I recently debated with a colleague about the importance of understanding 21st century literacy. Most opposition to the idea of a "new" literacy stems from a belief that literacy hasn't changed, it's only what we're asked to read that has changed. Example: Rather than reading an article in a newspaper with ink smudging our fingers we're reading that same article on a glaring screen. Yet, unlike literacy (and public schooling) of the past, the availability and instant nature of information seems to be the main reason that literacy looks different now--everyone is an expert (rather than the elite or highly-educated) and everyone can comment.
And yet, some people are hesitant to equip their children with the necessary thinking skills to piece through this information, even going so far as to say that "higher-order thinking skills" are detrimental to a child's belief system and will only cause him or her to question the very nature of what they believe to be true and false, right and wrong. This belief and misunderstanding of modern literacy will be harmful to our children in the future and is why, now more than ever, we must communicate the importance of modern literacy.
Unlike the past, where it was rare for something to make it into print that hadn't been vetted and approved by many involved parties, kids (and adults) can read anything on the 'net posted by anyone (like this blog post). Because of this accessibility and influx of opinion, students need to be taught how to pick through bias, fallacy, propaganda and even just the basic elements of an argument when confronted with a written idea. Schooling, prior to this century, seemed to consist of telling students what to think, what they needed to know and the steps they should take to understand it. Now, the main focus of schooling (and thus 21st century literacy) is to empower students with the ability to analyze and evaluate why they think what they think, to provide a platform for students to create and produce their understanding as well as a place for them to explore, question and research ideas. We should be, in the words of Ken Robinson, "waking them up" to the world around them---not telling them what it consists of, but showing them how to explore it.

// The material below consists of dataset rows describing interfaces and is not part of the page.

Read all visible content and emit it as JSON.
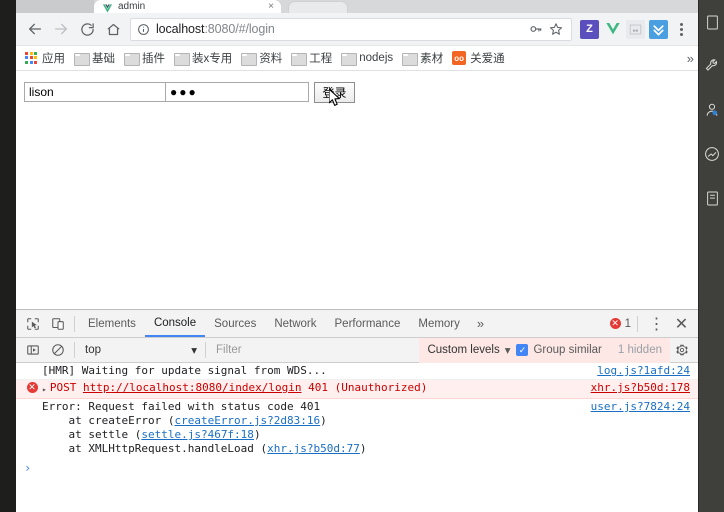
{
  "window": {
    "tab": {
      "title": "admin",
      "close_label": "×",
      "favicon": "vue-favicon"
    }
  },
  "toolbar": {
    "back_label": "←",
    "forward_label": "→",
    "reload_label": "C",
    "home_label": "⌂",
    "url_host": "localhost",
    "url_rest": ":8080/#/login",
    "key_icon": "key-icon",
    "star_icon": "star-icon",
    "extensions": [
      {
        "name": "ext-zotero",
        "label": "Z",
        "color": "#5b4fbe",
        "class": "ext-z"
      },
      {
        "name": "ext-vue-devtools",
        "label": "V",
        "color": "#41b883",
        "class": "ext-v"
      },
      {
        "name": "ext-grey",
        "label": "▤",
        "color": "#9aa0a6",
        "class": "ext-g"
      },
      {
        "name": "ext-blue",
        "label": "⌕",
        "color": "#4a9fe0",
        "class": "ext-b"
      }
    ],
    "menu_label": "chrome-menu"
  },
  "bookmarks": {
    "overflow_label": "»",
    "items": [
      {
        "label": "应用",
        "icon": "apps-grid-icon"
      },
      {
        "label": "基础",
        "icon": "folder-icon"
      },
      {
        "label": "插件",
        "icon": "folder-icon"
      },
      {
        "label": "装x专用",
        "icon": "folder-icon"
      },
      {
        "label": "资料",
        "icon": "folder-icon"
      },
      {
        "label": "工程",
        "icon": "folder-icon"
      },
      {
        "label": "nodejs",
        "icon": "folder-icon"
      },
      {
        "label": "素材",
        "icon": "folder-icon"
      },
      {
        "label": "关爱通",
        "icon": "gat-icon"
      }
    ]
  },
  "page": {
    "username_value": "lison",
    "password_value": "●●●",
    "login_button_label": "登录"
  },
  "devtools": {
    "inspect_icon": "inspect-element-icon",
    "device_icon": "device-toolbar-icon",
    "tabs": [
      {
        "label": "Elements",
        "active": false
      },
      {
        "label": "Console",
        "active": true
      },
      {
        "label": "Sources",
        "active": false
      },
      {
        "label": "Network",
        "active": false
      },
      {
        "label": "Performance",
        "active": false
      },
      {
        "label": "Memory",
        "active": false
      }
    ],
    "more_tabs_label": "»",
    "error_count": "1",
    "settings_menu_label": "⋮",
    "close_label": "✕",
    "filterbar": {
      "sidebar_icon": "console-sidebar-icon",
      "clear_icon": "clear-console-icon",
      "context": "top",
      "context_caret": "▾",
      "filter_placeholder": "Filter",
      "levels_label": "Custom levels",
      "levels_caret": "▾",
      "group_similar_label": "Group similar",
      "group_similar_checked": true,
      "check_glyph": "✓",
      "hidden_label": "1 hidden",
      "gear_icon": "settings-gear-icon"
    },
    "messages": [
      {
        "type": "log",
        "expand": "",
        "text": "[HMR] Waiting for update signal from WDS...",
        "source": "log.js?1afd:24"
      },
      {
        "type": "error",
        "expand": "▸",
        "prefix": "POST ",
        "url": "http://localhost:8080/index/login",
        "suffix": " 401 (Unauthorized)",
        "source": "xhr.js?b50d:178"
      },
      {
        "type": "error-detail",
        "text": "Error: Request failed with status code 401",
        "source": "user.js?7824:24",
        "stack": [
          {
            "pre": "    at createError (",
            "link": "createError.js?2d83:16",
            "post": ")"
          },
          {
            "pre": "    at settle (",
            "link": "settle.js?467f:18",
            "post": ")"
          },
          {
            "pre": "    at XMLHttpRequest.handleLoad (",
            "link": "xhr.js?b50d:77",
            "post": ")"
          }
        ]
      }
    ],
    "prompt_glyph": "›"
  },
  "dock": {
    "items": [
      {
        "name": "dock-document-icon",
        "glyph": "❐"
      },
      {
        "name": "dock-wrench-icon",
        "glyph": "⚒"
      },
      {
        "name": "dock-person-icon",
        "glyph": "☺"
      },
      {
        "name": "dock-ban-icon",
        "glyph": "⊘"
      },
      {
        "name": "dock-note-icon",
        "glyph": "☐"
      }
    ]
  }
}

This is why 21st Century literacy looks different. It may be the same basic idea (reading a piece, responding to a piece), but the stakes are higher because the voices are many and are louder. Our jobs as teachers require us to teach our students how to listen, really listen, to what is being said.